„One day my country will rise and shine above all, and I am sure when that happens the world will suddenly want to befriend us. ” Do I smell Jihad armageddon? or is that just the oil burning? and I’m not sure anyone besides Bush is willing to befriend the Saudis.
datizioni48 – USA
Editors note: The writer asked that her full name be kept in confidence.
Why is her name „Kept in Confidence” if she is so free to express herself?
marc – usa
What a beautiful article about how great the people, customs, and beliefs of Saudi Arabia are. What a great place to live and raise a family. It was all Utopian until one read the bottom explanation. The author’s name can not be published! No other retort is necessary in reply to the honesty of the information within the article.
So what I gather from this letter is that Muslims are allowed to have multiple Islamic states, including Saudi Arabia, and the Jews are not even allowed to have one simply because Islam dictates it? It is clear that nothing can convince this writer of how distorted her thinking is because she believes in the truth of her religion, and the best interests of her people.
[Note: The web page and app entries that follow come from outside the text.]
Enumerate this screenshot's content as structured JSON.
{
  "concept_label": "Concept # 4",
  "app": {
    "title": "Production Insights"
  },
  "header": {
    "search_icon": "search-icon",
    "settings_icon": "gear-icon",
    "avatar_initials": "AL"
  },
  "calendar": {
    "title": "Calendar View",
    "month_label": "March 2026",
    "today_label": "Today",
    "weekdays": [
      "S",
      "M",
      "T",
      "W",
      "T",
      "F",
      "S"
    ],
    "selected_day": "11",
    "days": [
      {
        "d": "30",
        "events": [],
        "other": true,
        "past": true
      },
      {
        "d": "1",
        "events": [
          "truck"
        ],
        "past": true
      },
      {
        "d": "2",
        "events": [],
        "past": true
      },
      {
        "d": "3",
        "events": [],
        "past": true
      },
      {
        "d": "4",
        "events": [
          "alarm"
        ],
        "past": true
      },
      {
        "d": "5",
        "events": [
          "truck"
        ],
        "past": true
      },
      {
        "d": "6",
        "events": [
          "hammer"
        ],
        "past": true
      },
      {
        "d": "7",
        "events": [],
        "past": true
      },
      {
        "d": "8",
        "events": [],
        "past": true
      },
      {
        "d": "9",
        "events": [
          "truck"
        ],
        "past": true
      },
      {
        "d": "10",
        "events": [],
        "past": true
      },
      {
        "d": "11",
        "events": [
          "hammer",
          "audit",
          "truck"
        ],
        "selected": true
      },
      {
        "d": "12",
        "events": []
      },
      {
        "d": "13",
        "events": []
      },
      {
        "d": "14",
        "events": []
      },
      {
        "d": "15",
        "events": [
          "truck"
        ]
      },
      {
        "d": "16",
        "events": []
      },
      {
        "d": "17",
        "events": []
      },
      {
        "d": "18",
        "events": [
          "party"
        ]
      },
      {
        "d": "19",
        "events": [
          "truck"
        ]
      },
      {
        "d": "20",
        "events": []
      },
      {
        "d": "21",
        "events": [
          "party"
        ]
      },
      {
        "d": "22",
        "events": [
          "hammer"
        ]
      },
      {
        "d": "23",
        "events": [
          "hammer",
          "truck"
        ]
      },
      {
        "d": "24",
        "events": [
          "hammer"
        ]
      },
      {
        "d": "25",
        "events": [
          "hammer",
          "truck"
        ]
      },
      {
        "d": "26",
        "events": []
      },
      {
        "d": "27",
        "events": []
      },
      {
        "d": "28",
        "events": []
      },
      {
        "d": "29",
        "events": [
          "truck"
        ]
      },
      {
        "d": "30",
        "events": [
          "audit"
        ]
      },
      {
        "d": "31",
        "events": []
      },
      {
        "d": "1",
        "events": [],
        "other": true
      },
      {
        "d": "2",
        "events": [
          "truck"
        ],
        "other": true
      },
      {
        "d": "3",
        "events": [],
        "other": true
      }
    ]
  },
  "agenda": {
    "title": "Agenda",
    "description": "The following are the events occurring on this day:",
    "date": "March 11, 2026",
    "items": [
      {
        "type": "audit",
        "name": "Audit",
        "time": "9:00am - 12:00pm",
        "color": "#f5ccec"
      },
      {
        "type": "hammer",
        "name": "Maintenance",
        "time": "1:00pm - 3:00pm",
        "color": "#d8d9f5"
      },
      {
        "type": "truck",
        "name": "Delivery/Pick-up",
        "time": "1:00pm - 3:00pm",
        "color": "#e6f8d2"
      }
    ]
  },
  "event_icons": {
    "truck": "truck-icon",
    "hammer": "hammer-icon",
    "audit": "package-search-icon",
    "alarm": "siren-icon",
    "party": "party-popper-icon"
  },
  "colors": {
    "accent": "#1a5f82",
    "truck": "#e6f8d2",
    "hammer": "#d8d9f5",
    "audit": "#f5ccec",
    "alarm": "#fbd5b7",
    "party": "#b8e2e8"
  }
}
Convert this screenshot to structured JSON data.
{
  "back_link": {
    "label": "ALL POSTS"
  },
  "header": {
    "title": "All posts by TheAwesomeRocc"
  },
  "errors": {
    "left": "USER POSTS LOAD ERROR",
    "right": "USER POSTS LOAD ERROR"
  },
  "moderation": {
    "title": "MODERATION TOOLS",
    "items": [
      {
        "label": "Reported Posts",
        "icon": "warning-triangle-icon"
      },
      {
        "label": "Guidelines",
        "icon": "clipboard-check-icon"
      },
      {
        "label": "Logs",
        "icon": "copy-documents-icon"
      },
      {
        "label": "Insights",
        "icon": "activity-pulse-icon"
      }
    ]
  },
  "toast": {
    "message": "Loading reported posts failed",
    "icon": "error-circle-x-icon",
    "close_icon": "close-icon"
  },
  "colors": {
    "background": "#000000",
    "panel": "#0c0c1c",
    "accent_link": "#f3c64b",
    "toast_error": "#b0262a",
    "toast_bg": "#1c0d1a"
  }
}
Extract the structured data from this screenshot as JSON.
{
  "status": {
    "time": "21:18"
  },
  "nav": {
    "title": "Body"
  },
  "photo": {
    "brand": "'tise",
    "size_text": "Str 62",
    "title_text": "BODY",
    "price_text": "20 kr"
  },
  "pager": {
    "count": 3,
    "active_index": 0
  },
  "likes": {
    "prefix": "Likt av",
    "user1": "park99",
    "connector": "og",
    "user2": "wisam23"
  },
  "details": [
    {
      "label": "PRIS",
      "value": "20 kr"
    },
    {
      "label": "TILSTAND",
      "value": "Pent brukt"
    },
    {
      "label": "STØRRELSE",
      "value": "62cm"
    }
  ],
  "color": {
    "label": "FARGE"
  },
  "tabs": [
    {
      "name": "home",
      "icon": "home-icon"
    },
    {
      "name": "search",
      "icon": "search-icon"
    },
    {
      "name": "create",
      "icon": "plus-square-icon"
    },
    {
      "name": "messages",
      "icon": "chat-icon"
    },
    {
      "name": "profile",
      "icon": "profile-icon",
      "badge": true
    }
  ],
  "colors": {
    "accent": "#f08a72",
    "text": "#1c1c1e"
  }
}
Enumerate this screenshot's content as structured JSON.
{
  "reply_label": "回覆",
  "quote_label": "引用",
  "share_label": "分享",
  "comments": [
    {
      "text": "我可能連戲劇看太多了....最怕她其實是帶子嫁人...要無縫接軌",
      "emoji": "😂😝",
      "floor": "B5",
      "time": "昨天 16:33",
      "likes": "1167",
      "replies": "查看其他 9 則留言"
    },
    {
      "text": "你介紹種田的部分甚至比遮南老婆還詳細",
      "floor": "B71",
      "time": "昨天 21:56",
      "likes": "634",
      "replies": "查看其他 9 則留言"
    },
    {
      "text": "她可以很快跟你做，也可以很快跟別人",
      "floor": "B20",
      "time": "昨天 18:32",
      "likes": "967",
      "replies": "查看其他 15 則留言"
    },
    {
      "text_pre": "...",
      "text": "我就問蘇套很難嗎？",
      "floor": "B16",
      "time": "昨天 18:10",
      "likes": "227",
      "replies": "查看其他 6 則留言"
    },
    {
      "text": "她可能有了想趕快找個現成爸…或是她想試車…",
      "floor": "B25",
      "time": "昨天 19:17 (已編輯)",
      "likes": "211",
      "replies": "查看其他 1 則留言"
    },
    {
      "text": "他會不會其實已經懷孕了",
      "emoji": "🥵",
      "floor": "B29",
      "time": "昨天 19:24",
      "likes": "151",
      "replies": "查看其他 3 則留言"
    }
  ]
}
I wonder when Israel and the Jews will do the same thing, and look after their own interests instead of trying to appease everyone in this world.
Etoile – Canada
H.A, get rid of your absolutist monarchy that hearkens back to the European Middle Ages, and then write to Ms. Glick. Islam had its chance 1,000 years ago and your people blew it. I don’t buy your arguments, several months ago a girl was going to be judged in your country after she was raped, yet your authorities insisted that she was guilty. Come on! International pressure saved the poor girl from an unfair sentence in your courts. And if your country was so great what is wrong with publishing your name? Do you fear any kind of reprisal for addressing a Jewess in Israel?
Roberto Gonzalez Zamarripa – Mexico
The „modern” kingdom of Saudi Arabia is by universal consent among the world’s most cloistered and repressive societies. The author of this letter was afraid to even sign her name. Jews are infidels who are not allowed to set foot in Saudi Arabia. Christians and other non-Muslims can’t practice their religion there. The only reason anybody pays any attention to Saudi Arabia is because by an accident of geography the Saudis are sitting on most of the world’s oil reserves. Otherwise, they’re pretty much useless.
From her well-educated and well-traveled background, I can only assume that Ms. HA gets some tangible benefits from the trillions of dollars in oil revenue her country gets (for doing nothing whatsoever constructive, by the way). She exemplifies the aristocratic upper-class mentality very well. Don’t rock the boat — everything is good — everything is just the way it should be. Even oppressive social customs are wonderful, if only you look at them from the standpoint of being wealthy.
Y. Kreminsky – Israel